Please show all lines of the records that include "nantes".
[[ DATA TO USE, beginning ]]
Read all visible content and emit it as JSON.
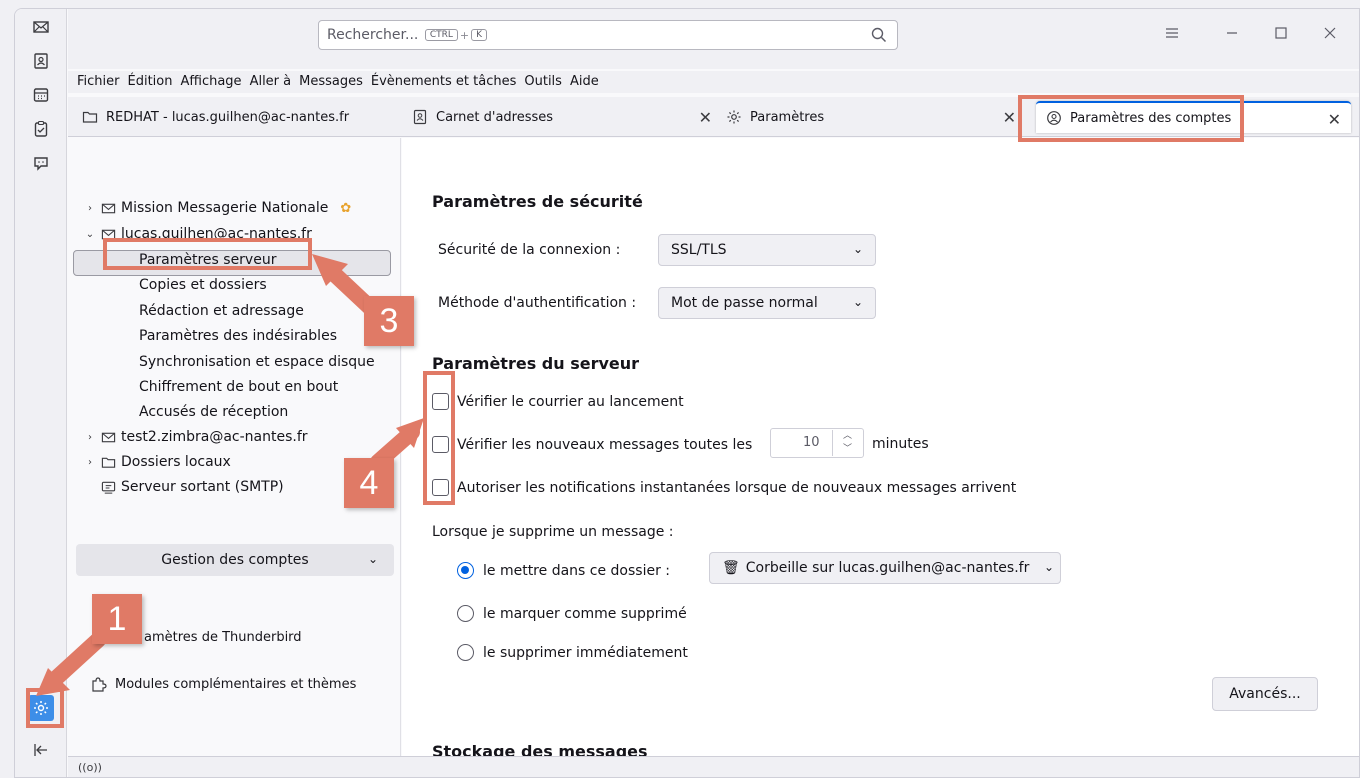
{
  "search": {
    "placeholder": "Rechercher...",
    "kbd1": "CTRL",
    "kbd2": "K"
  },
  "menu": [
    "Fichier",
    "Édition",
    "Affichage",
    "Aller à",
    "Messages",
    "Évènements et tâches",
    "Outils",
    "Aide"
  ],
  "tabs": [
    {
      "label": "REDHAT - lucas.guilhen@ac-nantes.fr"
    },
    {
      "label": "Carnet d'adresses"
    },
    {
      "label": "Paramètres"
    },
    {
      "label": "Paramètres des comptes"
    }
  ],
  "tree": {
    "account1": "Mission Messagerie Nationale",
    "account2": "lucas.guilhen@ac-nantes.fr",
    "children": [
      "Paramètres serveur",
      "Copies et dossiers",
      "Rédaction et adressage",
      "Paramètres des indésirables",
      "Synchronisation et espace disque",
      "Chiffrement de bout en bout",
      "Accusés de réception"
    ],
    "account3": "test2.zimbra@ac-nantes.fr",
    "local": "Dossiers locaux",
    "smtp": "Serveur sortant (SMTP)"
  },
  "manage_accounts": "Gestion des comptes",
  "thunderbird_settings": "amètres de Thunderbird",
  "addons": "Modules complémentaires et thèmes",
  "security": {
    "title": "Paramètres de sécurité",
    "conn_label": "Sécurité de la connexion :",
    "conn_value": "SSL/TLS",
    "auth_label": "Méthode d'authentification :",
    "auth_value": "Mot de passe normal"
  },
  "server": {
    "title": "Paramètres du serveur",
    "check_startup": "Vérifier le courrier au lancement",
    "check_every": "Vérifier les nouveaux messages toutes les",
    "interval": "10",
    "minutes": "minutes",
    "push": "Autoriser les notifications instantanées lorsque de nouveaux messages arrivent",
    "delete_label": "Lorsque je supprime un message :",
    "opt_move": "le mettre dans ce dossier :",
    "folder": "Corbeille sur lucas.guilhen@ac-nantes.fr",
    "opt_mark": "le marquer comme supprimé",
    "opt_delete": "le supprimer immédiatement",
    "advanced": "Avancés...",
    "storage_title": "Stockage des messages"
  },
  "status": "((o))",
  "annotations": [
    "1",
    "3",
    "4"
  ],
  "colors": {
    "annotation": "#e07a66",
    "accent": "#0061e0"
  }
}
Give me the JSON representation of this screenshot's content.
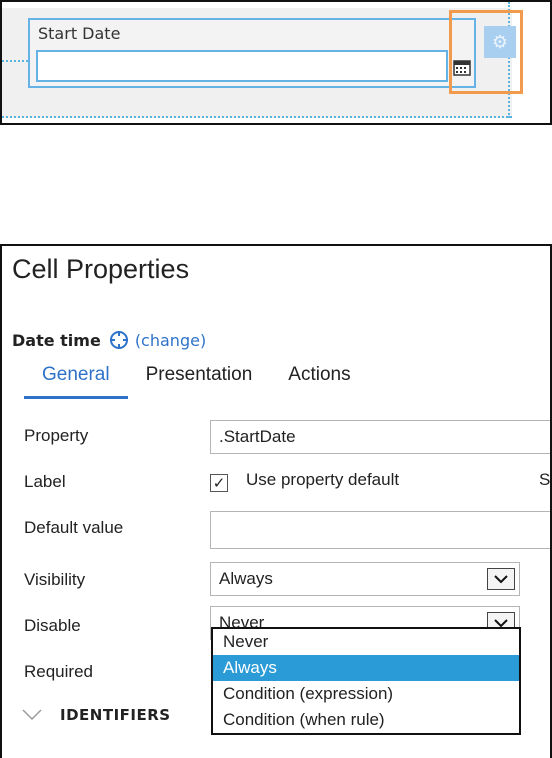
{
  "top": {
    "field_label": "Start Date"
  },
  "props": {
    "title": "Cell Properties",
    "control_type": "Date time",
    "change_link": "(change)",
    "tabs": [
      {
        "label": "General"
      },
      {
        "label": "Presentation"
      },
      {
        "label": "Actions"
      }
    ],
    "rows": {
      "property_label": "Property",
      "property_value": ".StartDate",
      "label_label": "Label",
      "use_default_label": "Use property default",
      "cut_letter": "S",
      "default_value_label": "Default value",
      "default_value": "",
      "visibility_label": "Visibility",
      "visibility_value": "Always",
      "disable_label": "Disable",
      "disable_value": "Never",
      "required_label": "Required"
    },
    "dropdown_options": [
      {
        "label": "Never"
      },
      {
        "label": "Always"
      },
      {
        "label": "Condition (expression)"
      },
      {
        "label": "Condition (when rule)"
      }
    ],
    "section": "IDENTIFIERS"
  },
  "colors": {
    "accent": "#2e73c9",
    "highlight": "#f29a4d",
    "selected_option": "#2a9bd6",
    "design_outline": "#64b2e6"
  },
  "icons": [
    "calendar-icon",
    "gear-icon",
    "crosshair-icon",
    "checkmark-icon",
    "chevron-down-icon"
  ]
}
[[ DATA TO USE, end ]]
EXERCISE OUTPUT →
      "label": "REDHAT - lucas.guilhen@ac-nantes.fr"
    "account2": "lucas.guilhen@ac-nantes.fr",
    "account3": "test2.zimbra@ac-nantes.fr",
    "folder": "Corbeille sur lucas.guilhen@ac-nantes.fr",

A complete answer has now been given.